• Palmer, L. (2019) What Black Has to Do with It: The Cultural Politics of Lovers Rock and Resistance. Pluto Press (Forthcoming).
• Andrews, K. and Palmer, L. (2016) Blackness in Britain. London. Routledge
Articles in refereed journals
• Each One Teach One (2020) – Visualising Black intellectual life in Handsworth beyond the epistemology of ‘white sociology’. Identities, 27:1, 91-113.
• Diane Abbott, misogynoir and the politics of Black British feminism’s anticolonial imperatives; ‘In Britain too, it’s as if we don’t exist’. The Sociological Review. https://doi.org/10.1177/0038026119892404.

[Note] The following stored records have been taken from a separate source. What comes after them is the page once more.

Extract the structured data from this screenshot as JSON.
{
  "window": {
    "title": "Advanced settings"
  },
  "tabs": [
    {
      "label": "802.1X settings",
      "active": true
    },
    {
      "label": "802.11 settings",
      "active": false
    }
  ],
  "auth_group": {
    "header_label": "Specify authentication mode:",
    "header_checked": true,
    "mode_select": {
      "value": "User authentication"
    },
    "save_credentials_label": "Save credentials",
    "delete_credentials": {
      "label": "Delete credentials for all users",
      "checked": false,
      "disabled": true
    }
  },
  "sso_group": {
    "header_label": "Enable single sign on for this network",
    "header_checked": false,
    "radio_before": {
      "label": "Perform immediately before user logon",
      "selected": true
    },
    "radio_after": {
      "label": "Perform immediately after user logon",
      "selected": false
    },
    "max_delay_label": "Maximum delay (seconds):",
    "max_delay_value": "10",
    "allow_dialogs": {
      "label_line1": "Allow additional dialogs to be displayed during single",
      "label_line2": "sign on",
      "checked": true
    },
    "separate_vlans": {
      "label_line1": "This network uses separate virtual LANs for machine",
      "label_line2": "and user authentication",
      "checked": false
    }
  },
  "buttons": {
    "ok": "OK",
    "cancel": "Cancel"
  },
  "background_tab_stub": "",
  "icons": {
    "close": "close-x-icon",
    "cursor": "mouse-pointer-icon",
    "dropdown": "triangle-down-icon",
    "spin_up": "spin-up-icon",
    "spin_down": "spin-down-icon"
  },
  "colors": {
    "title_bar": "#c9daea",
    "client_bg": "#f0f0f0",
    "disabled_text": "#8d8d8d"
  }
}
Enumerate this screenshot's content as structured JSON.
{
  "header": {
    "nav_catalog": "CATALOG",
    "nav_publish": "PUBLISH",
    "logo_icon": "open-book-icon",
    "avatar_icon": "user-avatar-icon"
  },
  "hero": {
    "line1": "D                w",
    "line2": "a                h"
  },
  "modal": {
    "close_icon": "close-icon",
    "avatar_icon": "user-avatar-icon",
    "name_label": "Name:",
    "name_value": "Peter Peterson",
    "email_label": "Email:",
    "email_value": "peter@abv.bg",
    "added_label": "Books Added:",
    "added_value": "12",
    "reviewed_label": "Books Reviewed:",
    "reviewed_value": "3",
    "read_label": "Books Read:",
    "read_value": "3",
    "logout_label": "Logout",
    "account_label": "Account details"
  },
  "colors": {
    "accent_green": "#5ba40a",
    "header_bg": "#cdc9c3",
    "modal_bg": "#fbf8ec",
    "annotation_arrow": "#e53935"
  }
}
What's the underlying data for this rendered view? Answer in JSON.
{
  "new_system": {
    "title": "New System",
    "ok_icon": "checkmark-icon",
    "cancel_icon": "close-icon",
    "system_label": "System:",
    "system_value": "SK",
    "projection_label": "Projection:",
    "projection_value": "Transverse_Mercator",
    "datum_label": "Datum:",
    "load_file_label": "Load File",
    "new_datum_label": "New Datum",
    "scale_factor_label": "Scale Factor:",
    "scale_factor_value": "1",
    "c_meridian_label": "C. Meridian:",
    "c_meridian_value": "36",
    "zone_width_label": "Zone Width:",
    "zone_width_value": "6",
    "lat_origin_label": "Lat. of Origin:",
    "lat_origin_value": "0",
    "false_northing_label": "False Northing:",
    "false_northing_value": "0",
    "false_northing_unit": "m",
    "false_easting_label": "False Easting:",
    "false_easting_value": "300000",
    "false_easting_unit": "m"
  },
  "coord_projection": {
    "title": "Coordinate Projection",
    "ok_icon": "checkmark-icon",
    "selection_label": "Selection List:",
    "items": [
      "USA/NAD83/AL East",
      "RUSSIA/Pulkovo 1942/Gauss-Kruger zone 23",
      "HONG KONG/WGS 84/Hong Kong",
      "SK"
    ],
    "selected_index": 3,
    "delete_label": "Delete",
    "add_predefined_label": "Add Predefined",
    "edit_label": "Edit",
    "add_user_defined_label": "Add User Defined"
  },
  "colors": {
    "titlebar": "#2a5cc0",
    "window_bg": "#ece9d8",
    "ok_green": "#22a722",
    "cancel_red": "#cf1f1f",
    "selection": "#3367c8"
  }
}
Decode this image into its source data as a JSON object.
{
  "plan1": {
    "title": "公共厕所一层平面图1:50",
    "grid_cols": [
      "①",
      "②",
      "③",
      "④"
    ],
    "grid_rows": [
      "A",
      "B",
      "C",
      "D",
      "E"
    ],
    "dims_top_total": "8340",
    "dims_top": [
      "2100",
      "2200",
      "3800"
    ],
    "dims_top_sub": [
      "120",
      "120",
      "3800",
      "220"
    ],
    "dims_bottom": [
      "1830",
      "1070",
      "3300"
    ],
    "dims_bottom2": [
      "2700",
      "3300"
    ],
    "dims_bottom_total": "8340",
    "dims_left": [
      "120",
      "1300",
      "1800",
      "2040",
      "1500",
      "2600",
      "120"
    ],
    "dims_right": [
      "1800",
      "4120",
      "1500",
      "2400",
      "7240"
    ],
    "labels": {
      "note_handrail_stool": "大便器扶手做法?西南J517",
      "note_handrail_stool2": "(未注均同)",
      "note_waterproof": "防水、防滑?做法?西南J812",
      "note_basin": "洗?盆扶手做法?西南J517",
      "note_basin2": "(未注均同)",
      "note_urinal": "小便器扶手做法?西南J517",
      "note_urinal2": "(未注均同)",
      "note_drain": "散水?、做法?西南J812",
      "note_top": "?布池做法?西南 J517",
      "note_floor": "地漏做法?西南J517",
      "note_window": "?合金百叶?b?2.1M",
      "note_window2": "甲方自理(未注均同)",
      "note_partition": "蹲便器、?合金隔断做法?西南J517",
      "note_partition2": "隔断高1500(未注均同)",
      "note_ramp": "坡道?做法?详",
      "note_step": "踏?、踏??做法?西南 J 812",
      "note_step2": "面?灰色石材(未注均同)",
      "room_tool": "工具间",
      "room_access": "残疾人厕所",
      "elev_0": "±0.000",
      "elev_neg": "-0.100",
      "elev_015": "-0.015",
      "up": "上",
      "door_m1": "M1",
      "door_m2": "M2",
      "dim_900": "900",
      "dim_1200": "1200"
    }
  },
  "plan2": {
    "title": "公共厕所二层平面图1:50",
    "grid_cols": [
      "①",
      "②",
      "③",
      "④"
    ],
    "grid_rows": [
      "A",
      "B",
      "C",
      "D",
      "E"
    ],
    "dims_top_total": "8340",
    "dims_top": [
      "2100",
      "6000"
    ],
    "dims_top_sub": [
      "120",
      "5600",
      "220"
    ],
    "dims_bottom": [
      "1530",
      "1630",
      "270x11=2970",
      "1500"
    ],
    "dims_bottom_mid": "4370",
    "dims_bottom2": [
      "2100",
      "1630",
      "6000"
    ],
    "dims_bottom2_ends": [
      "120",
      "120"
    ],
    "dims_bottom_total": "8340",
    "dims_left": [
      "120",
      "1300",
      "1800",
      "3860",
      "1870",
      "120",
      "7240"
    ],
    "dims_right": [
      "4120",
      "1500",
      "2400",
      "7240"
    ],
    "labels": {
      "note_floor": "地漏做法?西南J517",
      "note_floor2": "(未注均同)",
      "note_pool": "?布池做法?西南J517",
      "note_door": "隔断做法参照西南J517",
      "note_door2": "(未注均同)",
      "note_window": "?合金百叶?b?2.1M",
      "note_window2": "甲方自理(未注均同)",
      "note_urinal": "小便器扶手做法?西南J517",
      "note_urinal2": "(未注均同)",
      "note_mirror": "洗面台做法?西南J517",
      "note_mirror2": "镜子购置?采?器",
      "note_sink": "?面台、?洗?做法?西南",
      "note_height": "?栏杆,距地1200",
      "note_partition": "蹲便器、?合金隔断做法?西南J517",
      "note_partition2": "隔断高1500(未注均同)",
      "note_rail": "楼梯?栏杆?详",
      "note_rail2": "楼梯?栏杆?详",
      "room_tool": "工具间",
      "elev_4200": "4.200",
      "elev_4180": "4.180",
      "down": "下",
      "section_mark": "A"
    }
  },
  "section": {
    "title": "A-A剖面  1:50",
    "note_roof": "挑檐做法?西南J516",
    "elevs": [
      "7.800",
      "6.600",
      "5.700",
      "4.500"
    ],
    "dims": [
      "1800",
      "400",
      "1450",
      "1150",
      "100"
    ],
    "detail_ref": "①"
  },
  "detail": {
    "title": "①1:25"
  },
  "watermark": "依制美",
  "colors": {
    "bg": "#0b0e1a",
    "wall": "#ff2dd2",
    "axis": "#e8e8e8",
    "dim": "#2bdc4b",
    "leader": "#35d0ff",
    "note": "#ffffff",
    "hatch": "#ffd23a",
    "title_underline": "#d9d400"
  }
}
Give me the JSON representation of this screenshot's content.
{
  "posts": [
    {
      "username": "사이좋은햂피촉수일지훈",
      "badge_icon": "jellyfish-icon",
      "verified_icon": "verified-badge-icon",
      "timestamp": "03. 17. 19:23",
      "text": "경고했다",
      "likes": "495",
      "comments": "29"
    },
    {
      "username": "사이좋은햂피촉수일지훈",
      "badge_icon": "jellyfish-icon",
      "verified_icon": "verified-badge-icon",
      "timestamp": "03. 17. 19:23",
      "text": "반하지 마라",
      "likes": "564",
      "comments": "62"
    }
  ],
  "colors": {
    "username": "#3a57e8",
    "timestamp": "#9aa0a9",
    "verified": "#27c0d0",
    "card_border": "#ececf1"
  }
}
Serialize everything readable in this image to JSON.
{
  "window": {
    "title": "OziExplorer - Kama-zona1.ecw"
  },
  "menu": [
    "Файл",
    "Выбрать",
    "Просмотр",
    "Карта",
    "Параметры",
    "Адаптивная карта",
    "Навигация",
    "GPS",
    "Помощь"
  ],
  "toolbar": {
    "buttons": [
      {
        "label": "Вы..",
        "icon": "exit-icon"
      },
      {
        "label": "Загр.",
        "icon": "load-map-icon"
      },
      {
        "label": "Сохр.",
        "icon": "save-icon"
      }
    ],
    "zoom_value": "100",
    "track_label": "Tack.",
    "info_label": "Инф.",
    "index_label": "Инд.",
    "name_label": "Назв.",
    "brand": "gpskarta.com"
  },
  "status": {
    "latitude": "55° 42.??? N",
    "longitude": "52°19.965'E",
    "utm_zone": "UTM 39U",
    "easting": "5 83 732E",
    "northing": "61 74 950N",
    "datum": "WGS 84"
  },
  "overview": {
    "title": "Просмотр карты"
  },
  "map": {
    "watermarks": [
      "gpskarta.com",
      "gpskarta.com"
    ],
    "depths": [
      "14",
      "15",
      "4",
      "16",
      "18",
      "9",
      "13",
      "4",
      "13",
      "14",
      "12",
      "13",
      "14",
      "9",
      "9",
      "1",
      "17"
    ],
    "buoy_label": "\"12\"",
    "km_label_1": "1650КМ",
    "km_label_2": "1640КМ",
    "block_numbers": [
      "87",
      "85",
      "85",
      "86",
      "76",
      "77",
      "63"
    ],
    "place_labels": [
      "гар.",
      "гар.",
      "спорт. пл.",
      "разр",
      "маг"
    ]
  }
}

• Palmer, L (2011) “‘LADIES, A YOUR TIME NOW!’ Erotic Politics, Lovers Rock and Resistance in Britain." In African and Black Diaspora: An International Journal. Volume 4, issue 2. Special issue on Being Black and Becoming European: Un/Settled Migration and Hidden Histories (Routledge). http://www.tandfonline.com/doi/abs/10.1080/17528631.2011.583454
• Noble, D. and Palmer, L. Misogynoir. In Tate, S. Palgrave Handbook on Race and Gender (Forthcoming).
• ‘Dem a call us pirates, illegal broadcasters’ – Pirate radio, sound systems and the cultural politics of freedom. In Henry, W. L. The SYSTEM is Sound: Narratives from beyond the Reggae bass-line. Palgrave. (Forthcoming).
• ‘Men Cry too - Masculinity and the feminization of lovers’ rock.’ Book chapter in Black Popular Music in Britain since 1945, ed. Jon Straton and Nabeel Zuberi . Ashgate (2014).
• ‘LADIES, A YOUR TIME NOW!’ Erotic Politics, Lovers Rock and Resistance in Britain. Republished in Archipelagos of Sound: Transnational Caribbeanities: Women and Music. Ed. Fulani, I. New York: University of the West Indies 2012.
• Handsworth and the production of knowledge: blackness, racism and anti-imperialism in 1970s Britain.
• The Long History of Erasing Beauty of Dark-Skinned Actresses. Voice Online. 9 March 2016.
• ‘Why Black Studies Matters’, Discover Society. Issue 2. November 2013